On today’s date, March 26 in 1979 Egypt and Israel signed a peace treaty ending over thirty years of unremitting hostility and warfare between those two nations. The treaty was the first ever between an Arab state and the Jewish state – each state extending full diplomatic relations with the other. And there has been nothing like it since. While Jordan signed a peace treaty with Israel in 1994, the whole problem of how to recognize the Palestinian people remains as difficult now as it ever was. But still it is worth remembering that time when peace in that part of the world seemed to be real possibility.
Sadat Visits Israel and Things Change
Things really changed in November of 1977 when Egyptian President Anwar Sadat (below) made a state visit to Jerusalem, and spoke before a
session of Israel’s parliament, the Knesset. It had been a huge surprise for the world when Sadat announced he was going to do this. He had spoken of the idea, and on Nov. 16 of 1977, Israeli Prime Minister Menachem Begin invited him to Jerusalem. Sadat was determined to go through with the idea, despite intense criticism in the Arab world: “‘I intend to go to the Israelis’ den to tell them the truth,’ Sadat told a group of visiting U.S. congressmen. ‘I consider this trip as a sacred duty and this vicious circle we are turning around in . . . has to be broken.'” So in a fast moving chain of events the Egyptian president was in Jerusalem a few days later on Nov. 19.

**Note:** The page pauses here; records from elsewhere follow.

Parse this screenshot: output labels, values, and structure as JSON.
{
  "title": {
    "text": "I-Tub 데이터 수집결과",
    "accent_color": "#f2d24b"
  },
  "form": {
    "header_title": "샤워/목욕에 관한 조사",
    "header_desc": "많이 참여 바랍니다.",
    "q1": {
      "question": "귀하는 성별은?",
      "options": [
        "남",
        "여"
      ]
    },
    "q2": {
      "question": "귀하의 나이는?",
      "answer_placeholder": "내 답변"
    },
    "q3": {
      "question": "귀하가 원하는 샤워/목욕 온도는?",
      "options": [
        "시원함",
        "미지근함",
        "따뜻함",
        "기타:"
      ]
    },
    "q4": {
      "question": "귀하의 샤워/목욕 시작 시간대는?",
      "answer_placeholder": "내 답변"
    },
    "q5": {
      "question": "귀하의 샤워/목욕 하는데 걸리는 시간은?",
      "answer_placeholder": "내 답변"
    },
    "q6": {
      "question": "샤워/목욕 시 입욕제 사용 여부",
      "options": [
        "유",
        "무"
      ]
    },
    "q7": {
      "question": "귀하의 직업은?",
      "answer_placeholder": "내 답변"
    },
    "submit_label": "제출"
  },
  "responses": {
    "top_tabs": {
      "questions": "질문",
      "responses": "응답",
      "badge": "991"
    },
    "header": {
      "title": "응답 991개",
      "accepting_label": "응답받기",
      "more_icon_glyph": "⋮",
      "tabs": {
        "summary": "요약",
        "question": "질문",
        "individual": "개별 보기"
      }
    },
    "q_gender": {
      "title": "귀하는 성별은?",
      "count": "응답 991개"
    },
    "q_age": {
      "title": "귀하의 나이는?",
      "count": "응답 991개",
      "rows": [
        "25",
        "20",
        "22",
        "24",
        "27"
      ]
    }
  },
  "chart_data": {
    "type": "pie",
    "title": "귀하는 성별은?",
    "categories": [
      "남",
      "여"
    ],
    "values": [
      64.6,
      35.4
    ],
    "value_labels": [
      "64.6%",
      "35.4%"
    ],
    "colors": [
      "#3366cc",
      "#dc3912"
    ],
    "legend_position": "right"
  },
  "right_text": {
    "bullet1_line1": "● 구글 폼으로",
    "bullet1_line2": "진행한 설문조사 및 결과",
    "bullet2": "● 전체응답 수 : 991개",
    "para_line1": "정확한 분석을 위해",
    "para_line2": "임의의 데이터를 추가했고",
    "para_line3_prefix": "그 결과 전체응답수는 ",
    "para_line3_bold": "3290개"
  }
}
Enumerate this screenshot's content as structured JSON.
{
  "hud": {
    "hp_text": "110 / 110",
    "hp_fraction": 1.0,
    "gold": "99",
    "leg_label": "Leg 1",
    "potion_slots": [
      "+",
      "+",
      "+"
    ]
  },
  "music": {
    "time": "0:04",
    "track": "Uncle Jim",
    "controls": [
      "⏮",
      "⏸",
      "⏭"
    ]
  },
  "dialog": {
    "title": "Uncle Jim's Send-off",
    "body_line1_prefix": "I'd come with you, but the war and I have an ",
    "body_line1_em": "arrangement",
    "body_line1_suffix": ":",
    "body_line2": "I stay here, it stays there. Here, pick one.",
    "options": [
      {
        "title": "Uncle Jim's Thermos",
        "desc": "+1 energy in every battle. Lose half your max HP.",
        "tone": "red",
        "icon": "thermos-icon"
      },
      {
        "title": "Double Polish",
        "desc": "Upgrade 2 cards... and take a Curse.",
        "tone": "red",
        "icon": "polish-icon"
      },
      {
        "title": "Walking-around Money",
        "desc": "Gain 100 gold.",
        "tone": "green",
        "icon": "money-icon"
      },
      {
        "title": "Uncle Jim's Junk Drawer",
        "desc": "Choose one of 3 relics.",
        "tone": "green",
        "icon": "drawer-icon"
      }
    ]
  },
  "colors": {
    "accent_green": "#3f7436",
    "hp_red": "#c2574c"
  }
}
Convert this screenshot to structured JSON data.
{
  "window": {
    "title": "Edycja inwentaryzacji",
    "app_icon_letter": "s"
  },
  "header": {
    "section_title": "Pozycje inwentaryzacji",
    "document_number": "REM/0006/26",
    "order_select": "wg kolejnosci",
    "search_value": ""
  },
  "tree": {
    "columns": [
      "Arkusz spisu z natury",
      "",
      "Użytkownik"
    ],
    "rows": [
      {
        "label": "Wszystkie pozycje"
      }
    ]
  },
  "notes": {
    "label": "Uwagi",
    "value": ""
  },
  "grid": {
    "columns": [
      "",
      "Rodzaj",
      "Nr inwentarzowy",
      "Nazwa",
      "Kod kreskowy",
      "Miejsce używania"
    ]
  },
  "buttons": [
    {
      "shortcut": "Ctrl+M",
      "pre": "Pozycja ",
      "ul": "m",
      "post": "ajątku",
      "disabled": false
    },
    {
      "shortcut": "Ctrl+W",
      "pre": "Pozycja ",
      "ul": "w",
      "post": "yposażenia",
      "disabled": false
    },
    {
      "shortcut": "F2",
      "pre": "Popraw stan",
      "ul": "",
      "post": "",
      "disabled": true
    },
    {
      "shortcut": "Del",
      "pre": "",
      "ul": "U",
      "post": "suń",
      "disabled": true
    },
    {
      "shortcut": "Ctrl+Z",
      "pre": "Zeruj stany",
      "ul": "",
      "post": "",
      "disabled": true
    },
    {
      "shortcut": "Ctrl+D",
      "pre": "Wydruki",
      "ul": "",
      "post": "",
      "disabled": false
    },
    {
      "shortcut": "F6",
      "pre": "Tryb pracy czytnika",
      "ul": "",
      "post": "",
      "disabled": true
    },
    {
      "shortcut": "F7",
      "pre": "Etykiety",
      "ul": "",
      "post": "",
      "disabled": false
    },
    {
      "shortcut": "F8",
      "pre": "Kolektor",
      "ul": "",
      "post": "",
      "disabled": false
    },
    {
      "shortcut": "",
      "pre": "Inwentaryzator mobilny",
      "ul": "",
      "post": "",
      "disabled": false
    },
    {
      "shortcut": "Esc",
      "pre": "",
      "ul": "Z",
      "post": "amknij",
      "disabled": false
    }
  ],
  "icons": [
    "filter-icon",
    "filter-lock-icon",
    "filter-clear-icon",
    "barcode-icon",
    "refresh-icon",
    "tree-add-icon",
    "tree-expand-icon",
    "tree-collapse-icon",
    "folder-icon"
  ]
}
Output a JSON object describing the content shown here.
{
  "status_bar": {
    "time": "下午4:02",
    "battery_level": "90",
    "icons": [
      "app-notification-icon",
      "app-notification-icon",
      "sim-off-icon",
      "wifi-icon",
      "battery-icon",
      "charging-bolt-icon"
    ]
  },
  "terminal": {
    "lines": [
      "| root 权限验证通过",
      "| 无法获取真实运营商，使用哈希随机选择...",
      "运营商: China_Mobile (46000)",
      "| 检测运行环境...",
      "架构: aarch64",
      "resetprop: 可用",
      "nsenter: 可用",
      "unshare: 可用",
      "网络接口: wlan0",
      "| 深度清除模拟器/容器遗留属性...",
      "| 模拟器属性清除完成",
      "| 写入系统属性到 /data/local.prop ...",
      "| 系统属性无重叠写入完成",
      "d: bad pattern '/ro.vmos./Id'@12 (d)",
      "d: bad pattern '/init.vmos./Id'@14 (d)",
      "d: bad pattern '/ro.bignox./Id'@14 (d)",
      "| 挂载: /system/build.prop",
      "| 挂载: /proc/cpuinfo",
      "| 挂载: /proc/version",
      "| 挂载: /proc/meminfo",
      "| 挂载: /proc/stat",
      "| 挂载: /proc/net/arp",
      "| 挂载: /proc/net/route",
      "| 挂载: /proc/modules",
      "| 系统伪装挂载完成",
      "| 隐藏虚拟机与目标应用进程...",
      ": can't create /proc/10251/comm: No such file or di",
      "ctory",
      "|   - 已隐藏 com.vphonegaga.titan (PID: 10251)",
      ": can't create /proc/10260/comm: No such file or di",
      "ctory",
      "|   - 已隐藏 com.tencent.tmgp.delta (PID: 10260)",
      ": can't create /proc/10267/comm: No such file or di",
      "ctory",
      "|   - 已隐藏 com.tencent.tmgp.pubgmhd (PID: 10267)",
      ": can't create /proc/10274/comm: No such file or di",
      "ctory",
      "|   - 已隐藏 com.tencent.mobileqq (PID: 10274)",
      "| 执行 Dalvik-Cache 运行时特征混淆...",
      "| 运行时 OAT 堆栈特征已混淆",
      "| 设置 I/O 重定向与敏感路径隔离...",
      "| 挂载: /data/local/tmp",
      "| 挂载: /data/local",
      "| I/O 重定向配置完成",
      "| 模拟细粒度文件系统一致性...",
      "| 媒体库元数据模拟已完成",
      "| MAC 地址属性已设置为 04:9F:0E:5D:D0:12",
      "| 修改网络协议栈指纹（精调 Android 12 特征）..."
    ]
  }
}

Eventually Sadat and Begin Meet at Camp David
Still it took many months of negotiation between the two leaders to make it happen. United States President Jimmy Carter threw himself into the process time and again to keep the momentum for peace going. He invited the two leaders to the Presidential retreat at Camp David,
Maryland for intense secret negotiations on a framework to address the many outstanding issues between the two governments in September of 1978. Due in large part to President Carter’s personal commitment to the process, the negotiations which frequently seemed on the point of demise were successful, resulting in the Camp David Accords which the two men signed on September 17, 1978 (above). This agreement led directly to the final Peace Treaty which was signed on today’s date.
Israel and Egypt End Their 30 Year War
“Israel and Egypt formally ended a generation of warfare Monday in a solemn ceremony beneath the winter-striped, age-gnarled trees on the north lawn of the White House.” went the front page article of the Cincinnati Enquirer the next morning by Warren D. Wheat beneath a headline reading: “Hope, Hostility Surround Signing Of Treaty” The article continued, emphasizing the risks the two men were taking; “Carillons chimed softly in the background in mystic contrast to shouts of protest from angry Arab students corralled by police in Lafayette Park across Pennsylvania Avenue. A bright, early spring sun provided a warm relief from a chill March wind blowing in from the northeast.”
This very colorful account was interspersed with reports of angry reaction to what was viewed in much of the Arab world as a sell-out by Sadat to the ultimate mortal enemy, Israel. Reports from Beirut, Cairo, Tel Aviv, and elsewhere detailing the violent reaction to this treaty punctuated the account of the Treaty ceremony itself. Clearly those who would move so boldly to make this peace treaty work faced violent opposition.
“Peace has come…”
The words of President Carter emphasized this danger, and the strength of those willing to take such bold risk as these two men were taking to counter the anger of those who opposed them: “Peace has come… Let those who would shatter peace, who would callously spill blood, be ware that we three and all others who may join us will vigorously wage peace.” These word sound highly idealistic to us now with so much of the violence that has come since. They are indeed idealistic. But the treaty’s main points of normalization of relations between Egypt and Israel, and Israeli withdrawal from the Sinai Peninsula were indeed kept. And the two countries remain at peace. But Anwar Sadat would be assassinated by fundamentalist Muslim army officers while reviewing a military parade on Oct. 6, 1981. And the peace process which the three leaders tried to begin has long since become hopelessly bogged down. But I felt that it was worth a few minutes of our time to remember this moment when everything seemed possible.
The Cincinnati Enquirer, March 27, 1979